* [Given information]

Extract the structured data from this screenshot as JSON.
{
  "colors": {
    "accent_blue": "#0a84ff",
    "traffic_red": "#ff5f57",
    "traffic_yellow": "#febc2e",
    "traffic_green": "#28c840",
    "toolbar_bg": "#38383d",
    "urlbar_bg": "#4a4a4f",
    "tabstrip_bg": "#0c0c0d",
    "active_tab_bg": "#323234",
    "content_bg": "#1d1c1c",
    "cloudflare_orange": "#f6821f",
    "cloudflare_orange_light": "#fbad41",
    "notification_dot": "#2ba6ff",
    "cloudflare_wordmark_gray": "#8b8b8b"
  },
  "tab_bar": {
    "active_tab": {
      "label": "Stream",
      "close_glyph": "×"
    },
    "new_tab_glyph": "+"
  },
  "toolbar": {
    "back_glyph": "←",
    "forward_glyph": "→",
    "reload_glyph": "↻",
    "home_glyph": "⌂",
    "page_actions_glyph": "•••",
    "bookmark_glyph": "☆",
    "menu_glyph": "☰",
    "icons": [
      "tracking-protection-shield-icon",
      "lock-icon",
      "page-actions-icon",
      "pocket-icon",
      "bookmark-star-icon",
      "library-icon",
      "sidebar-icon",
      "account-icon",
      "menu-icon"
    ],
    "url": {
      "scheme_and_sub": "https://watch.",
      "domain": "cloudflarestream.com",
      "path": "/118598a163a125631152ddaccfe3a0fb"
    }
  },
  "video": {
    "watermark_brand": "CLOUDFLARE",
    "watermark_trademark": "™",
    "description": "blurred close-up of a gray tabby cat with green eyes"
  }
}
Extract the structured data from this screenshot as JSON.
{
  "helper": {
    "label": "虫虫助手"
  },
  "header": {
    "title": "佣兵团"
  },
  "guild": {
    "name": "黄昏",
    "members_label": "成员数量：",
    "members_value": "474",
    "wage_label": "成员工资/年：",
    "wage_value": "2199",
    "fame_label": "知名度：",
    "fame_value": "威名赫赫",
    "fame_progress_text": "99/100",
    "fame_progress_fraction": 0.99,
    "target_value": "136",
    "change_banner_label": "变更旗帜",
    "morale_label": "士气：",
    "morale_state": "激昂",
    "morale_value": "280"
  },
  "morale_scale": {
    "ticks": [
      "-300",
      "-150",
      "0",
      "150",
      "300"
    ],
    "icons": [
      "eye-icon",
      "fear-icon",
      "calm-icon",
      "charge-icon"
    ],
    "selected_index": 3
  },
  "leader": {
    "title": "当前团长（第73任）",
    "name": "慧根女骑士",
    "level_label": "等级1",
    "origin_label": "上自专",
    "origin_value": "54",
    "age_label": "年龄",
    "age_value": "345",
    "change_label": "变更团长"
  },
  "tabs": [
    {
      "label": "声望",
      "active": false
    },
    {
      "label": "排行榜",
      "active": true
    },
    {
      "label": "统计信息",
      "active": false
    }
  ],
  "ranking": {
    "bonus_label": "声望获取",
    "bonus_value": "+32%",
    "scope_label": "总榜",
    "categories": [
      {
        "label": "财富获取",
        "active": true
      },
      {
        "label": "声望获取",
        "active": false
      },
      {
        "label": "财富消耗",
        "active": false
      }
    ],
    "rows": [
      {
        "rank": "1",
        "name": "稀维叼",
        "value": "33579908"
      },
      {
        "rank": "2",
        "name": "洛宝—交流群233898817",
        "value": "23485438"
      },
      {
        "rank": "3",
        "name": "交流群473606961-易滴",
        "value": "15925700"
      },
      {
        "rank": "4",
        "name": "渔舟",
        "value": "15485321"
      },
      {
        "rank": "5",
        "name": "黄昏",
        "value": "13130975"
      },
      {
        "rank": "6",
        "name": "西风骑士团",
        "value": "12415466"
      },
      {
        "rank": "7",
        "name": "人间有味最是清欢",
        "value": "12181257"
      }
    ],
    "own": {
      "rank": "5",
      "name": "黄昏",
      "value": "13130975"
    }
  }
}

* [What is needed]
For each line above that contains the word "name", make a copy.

* [Solution to this exercise]
    "name": "黄昏",
    "name": "慧根女骑士",
        "name": "稀维叼",
        "name": "洛宝—交流群233898817",
        "name": "交流群473606961-易滴",
        "name": "渔舟",
        "name": "黄昏",
        "name": "西风骑士团",
        "name": "人间有味最是清欢",
      "name": "黄昏",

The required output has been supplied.